Mr. Tony Bennett regaled a full house at Strathmore Music Center on Saturday, taking his audience on a timeless journey from his very first song to one of his most recent for the annual Strathmore Spring Gala.
That first song came midway through an enchanting set as the very dapper 90-year-old crooner introduced it with a smile. Way back in 1950, Tony recorded “Boulevard of Broken Dreams” as his first single after a demo captured the attention of record executives. Tony presented the tango as a laidback jazzy number with his Tony Bennett quartet, and everyone in the room is transfixed.
For a more recent number, Tony sang “The Good Life,” which he performed not long ago with Lady Gaga, as he noted. “I guess she needed the money!” he quipped.
Tony mostly let his singing do the talking for him. And his powerful voice proved capable of thrilling young and old alike, as the audience at the Strathmore Gala surely ranged from admirers in their 20s through their 80s (at least). The Strathmore crowd reacted audibly to treasured favorites. Perhaps the first gasp heard across the room escaped in response to “Stepping Out with My Baby,” which he recorded in 1993 on an album of tributes to Fred Astaire, who famously danced to the Irving Berlin classic.
Tony stirred the audience also with “The Way You Look Tonight,” also first made famous by Fred Astaire (and written by Jerome Kern and Dorothy Fields). Tony’s voice was steady and strong, and he sang deliberately, treating each word with importance as he clearly turned each phrase with measured passion.

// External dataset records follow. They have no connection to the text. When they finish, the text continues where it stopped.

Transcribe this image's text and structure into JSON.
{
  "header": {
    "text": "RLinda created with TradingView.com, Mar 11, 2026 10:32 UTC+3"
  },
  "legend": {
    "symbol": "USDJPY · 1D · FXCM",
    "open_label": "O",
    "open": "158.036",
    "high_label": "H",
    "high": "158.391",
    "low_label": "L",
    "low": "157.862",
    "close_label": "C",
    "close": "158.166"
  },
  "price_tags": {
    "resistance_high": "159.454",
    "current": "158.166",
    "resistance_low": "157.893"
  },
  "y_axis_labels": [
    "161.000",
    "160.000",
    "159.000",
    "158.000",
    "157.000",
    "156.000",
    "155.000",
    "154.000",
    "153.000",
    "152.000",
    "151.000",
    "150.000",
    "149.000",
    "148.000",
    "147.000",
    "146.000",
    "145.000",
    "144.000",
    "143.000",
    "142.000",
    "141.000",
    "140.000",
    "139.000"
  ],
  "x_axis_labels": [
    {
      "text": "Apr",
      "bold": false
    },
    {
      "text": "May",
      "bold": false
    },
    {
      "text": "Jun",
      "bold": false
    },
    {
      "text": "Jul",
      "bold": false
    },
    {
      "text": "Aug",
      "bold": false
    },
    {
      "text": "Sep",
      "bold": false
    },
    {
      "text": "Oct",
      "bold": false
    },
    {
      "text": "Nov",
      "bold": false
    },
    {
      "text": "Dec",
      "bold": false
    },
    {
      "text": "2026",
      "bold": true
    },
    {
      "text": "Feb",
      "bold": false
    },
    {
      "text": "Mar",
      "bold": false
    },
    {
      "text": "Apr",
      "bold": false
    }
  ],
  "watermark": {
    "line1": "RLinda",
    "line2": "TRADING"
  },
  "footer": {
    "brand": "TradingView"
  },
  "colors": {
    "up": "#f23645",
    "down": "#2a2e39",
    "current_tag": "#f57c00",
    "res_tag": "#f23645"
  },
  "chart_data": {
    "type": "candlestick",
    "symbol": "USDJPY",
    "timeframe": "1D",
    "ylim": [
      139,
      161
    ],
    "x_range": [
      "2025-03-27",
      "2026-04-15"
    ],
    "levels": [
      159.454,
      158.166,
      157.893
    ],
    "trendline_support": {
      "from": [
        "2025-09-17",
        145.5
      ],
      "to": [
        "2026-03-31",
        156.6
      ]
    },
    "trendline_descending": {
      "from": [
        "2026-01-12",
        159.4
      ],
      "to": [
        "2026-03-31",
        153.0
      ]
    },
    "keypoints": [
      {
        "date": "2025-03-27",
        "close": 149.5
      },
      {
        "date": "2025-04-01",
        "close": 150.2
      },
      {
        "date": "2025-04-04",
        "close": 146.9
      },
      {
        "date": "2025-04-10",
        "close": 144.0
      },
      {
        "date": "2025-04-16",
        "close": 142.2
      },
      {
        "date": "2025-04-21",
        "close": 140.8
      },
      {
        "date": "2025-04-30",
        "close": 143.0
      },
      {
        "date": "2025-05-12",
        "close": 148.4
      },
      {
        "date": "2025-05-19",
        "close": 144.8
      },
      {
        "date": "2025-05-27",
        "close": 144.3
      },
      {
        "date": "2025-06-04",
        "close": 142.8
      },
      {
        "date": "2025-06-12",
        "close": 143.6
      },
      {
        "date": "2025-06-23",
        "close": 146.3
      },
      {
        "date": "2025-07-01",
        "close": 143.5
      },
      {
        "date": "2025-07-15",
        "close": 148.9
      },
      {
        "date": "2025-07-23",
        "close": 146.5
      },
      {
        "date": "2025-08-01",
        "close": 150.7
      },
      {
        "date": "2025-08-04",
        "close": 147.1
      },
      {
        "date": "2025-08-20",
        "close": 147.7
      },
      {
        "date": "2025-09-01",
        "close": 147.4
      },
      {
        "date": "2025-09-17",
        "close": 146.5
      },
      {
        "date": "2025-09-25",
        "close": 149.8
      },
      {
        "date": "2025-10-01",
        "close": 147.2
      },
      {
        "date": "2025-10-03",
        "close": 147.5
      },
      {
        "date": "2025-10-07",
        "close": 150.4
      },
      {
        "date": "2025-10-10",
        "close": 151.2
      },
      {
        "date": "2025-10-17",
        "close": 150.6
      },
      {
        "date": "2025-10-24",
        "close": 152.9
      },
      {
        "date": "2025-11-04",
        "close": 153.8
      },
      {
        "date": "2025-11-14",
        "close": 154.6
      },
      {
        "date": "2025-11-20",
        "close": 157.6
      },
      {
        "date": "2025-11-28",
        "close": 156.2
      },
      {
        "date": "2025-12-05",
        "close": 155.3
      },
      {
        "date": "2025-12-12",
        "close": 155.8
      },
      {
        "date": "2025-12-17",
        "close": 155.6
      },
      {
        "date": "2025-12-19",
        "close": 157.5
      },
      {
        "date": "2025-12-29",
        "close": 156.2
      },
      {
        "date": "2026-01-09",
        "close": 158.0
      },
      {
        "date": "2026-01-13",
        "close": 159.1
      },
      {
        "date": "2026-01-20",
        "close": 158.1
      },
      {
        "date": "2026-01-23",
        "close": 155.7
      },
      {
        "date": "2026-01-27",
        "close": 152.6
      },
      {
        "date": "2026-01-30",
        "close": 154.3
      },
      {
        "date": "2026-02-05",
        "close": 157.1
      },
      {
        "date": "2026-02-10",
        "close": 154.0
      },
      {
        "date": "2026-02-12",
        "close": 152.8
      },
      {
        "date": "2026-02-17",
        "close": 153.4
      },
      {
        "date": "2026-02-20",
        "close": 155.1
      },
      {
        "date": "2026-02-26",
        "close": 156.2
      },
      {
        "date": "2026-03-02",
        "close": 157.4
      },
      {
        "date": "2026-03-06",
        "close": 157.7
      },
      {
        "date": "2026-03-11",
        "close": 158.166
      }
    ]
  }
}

The last of the great jazz crooners kept the show going for 90 minutes, easily competing with younger acts who habitually perform for 75 minutes or less in today’s indie rock clubs. At one point, it looked as if Tony would wrap his show around the 60-minute mark, in part because he delivered a fiery rendition of “How Do You Keep the Music Playing?” –- a song he first recorded in 1986 for his album The Art of Excellence. In performing the sweetly sad song, Tony held the note in the word “never” with such determination that it felt as if he were punctuating the end of his performance.
But after strolling back on stage, Tony informed the audience that those with babysitters may want to head home because he was going to keep the music flowing. He dazzled and charmed for another 30 minutes, belting out giant classics with a pleasant, uplifting smile. The songs rolled off his tongue — “Shadow of Your Smile,” “One for the Road,” and “I Left My Heart in San Francisco.”
Once you’ve seen Tony Bennett perform live, particularly perform “I Left My Heart in San Francisco” live, you’ve pretty much crowned your concert viewing experiences.
Of course, Tony was capably backed by the Tony Bennett Quartet, and part of the charm of the evening was watching Tony enjoy the fruits of their labor as he marveled at each of their solo turns. Early in the show, the band take solo bows for “I’m Old Fashioned” with piano man Billy Stritch tickling the ivories, guitarist Gray Sargent jazzing up the place, bassist Marshall Wood rumbling on the upright, and drummer Harold Jones pounding the drums.
Tony stepped onto stage Saturday night after an audio introduction from the late, great Frank Sinatra hailing him as “the greatest singer in the world.” Time certainly has proven Sinatra correct.
Here are some photos of Tony Bennett performing at Strathmore Music Center on May 6, 2017.